(Source data)

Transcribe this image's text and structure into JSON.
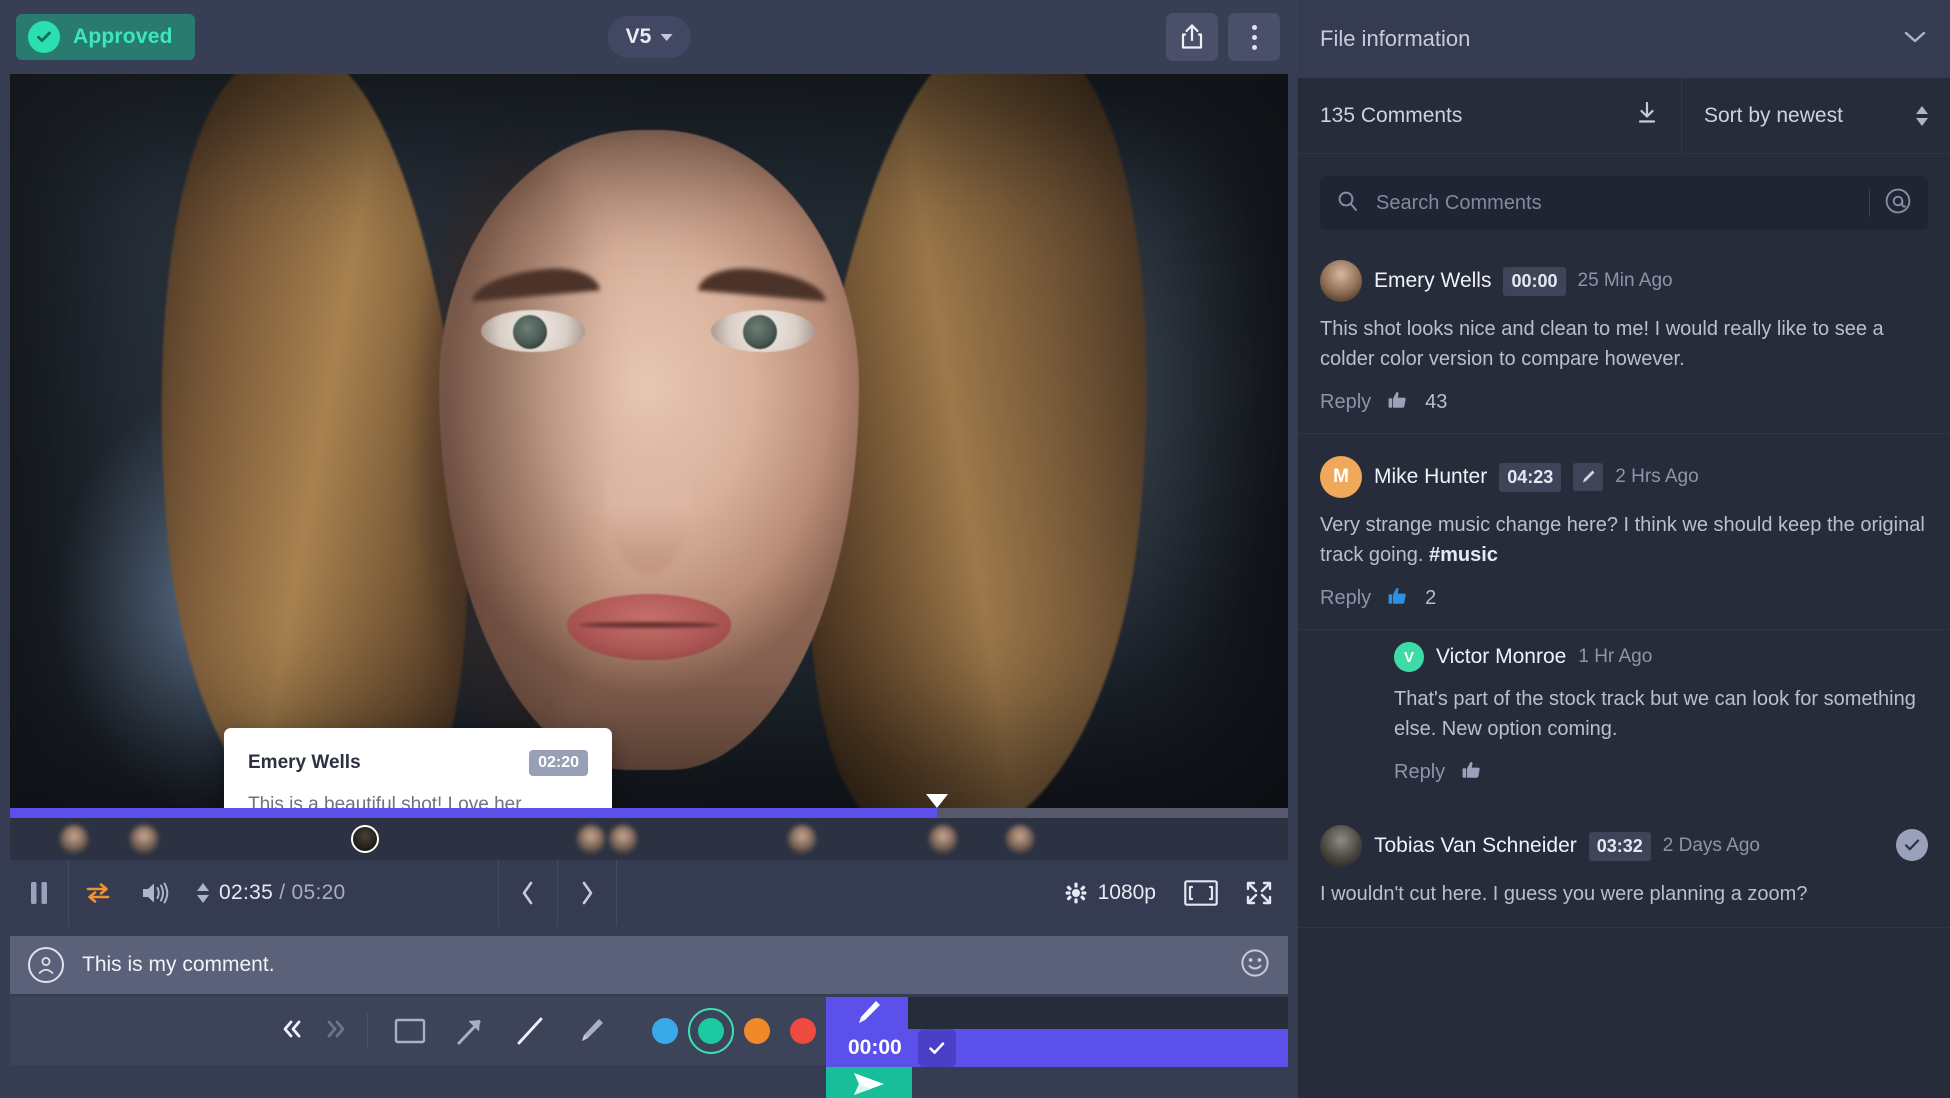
{
  "header": {
    "status_label": "Approved",
    "status_color": "#3ae8bb",
    "version_label": "V5",
    "share_icon": "share-icon",
    "more_icon": "more-vertical-icon"
  },
  "file_panel": {
    "title": "File information",
    "collapse_icon": "chevron-down-icon"
  },
  "comments_header": {
    "count_label": "135 Comments",
    "download_icon": "download-icon",
    "sort_label": "Sort by newest",
    "sort_icon": "sort-updown-icon"
  },
  "search": {
    "placeholder": "Search Comments",
    "search_icon": "search-icon",
    "mention_icon": "at-mention-icon"
  },
  "video_tooltip": {
    "author": "Emery Wells",
    "timecode": "02:20",
    "text": "This is a beautiful shot! Love her expression."
  },
  "player": {
    "current_time": "02:35",
    "separator": "/",
    "total_time": "05:20",
    "quality_label": "1080p",
    "progress_percent": 72.5,
    "play_state_icon": "pause-icon",
    "loop_icon": "loop-icon",
    "volume_icon": "volume-icon",
    "speed_icon": "stepper-icon",
    "prev_icon": "chevron-left-icon",
    "next_icon": "chevron-right-icon",
    "settings_icon": "gear-icon",
    "fit_icon": "fit-screen-icon",
    "fullscreen_icon": "fullscreen-icon",
    "loop_color": "#f0932f",
    "progress_color": "#5b50ea"
  },
  "composer": {
    "value": "This is my comment.",
    "avatar_icon": "user-avatar-icon",
    "emoji_icon": "emoji-icon"
  },
  "annotation_toolbar": {
    "prev_icon": "double-chevron-left-icon",
    "next_icon": "double-chevron-right-icon",
    "tools": [
      {
        "name": "rectangle-tool",
        "icon": "rectangle-icon"
      },
      {
        "name": "arrow-tool",
        "icon": "arrow-icon"
      },
      {
        "name": "line-tool",
        "icon": "line-icon"
      },
      {
        "name": "brush-tool",
        "icon": "brush-icon"
      }
    ],
    "colors": [
      {
        "name": "blue",
        "hex": "#3aa9e8",
        "selected": false
      },
      {
        "name": "green",
        "hex": "#1dc9a0",
        "selected": true
      },
      {
        "name": "orange",
        "hex": "#f0892a",
        "selected": false
      },
      {
        "name": "red",
        "hex": "#ef4a3f",
        "selected": false
      }
    ],
    "draw_icon": "brush-icon",
    "timestamp": "00:00",
    "timestamp_check_icon": "check-icon",
    "send_icon": "send-icon",
    "accent_color": "#5b50ea",
    "send_color": "#18bd9a"
  },
  "comments": [
    {
      "author": "Emery Wells",
      "timecode": "00:00",
      "has_brush": false,
      "ago": "25 Min Ago",
      "text": "This shot looks nice and clean to me! I would really like to see a colder color version to compare however.",
      "reply_label": "Reply",
      "like_count": "43",
      "like_active": false,
      "avatar_type": "photo",
      "resolved": false,
      "is_reply": false
    },
    {
      "author": "Mike Hunter",
      "timecode": "04:23",
      "has_brush": true,
      "ago": "2 Hrs Ago",
      "text": "Very strange music change here? I think we should keep the original track going. ",
      "hashtag": "#music",
      "reply_label": "Reply",
      "like_count": "2",
      "like_active": true,
      "avatar_type": "initial",
      "avatar_initial": "M",
      "avatar_color": "#f0a85a",
      "resolved": false,
      "is_reply": false
    },
    {
      "author": "Victor Monroe",
      "timecode": "",
      "has_brush": false,
      "ago": "1 Hr Ago",
      "text": "That's part of the stock track but we can look for something else. New option coming.",
      "reply_label": "Reply",
      "like_count": "",
      "like_active": false,
      "avatar_type": "initial",
      "avatar_initial": "V",
      "avatar_color": "#3ddba5",
      "resolved": false,
      "is_reply": true
    },
    {
      "author": "Tobias Van Schneider",
      "timecode": "03:32",
      "has_brush": false,
      "ago": "2 Days Ago",
      "text": "I wouldn't cut here. I guess you were planning a zoom?",
      "reply_label": "",
      "like_count": "",
      "like_active": false,
      "avatar_type": "photo2",
      "resolved": true,
      "is_reply": false
    }
  ],
  "timeline_markers": [
    {
      "position": 5.0,
      "active": false
    },
    {
      "position": 10.5,
      "active": false
    },
    {
      "position": 27.8,
      "active": true
    },
    {
      "position": 45.5,
      "active": false
    },
    {
      "position": 48.0,
      "active": false
    },
    {
      "position": 62.0,
      "active": false
    },
    {
      "position": 73.0,
      "active": false
    },
    {
      "position": 79.0,
      "active": false
    }
  ]
}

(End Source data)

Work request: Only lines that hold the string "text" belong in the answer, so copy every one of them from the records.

Worked solution:
Transcribe this image's text and structure into JSON.
    "text": "This is a beautiful shot! Love her expression."
      "text": "This shot looks nice and clean to me! I would really like to see a colder color version to compare however.",
      "text": "Very strange music change here? I think we should keep the original track going. ",
      "text": "That's part of the stock track but we can look for something else. New option coming.",
      "text": "I wouldn't cut here. I guess you were planning a zoom?",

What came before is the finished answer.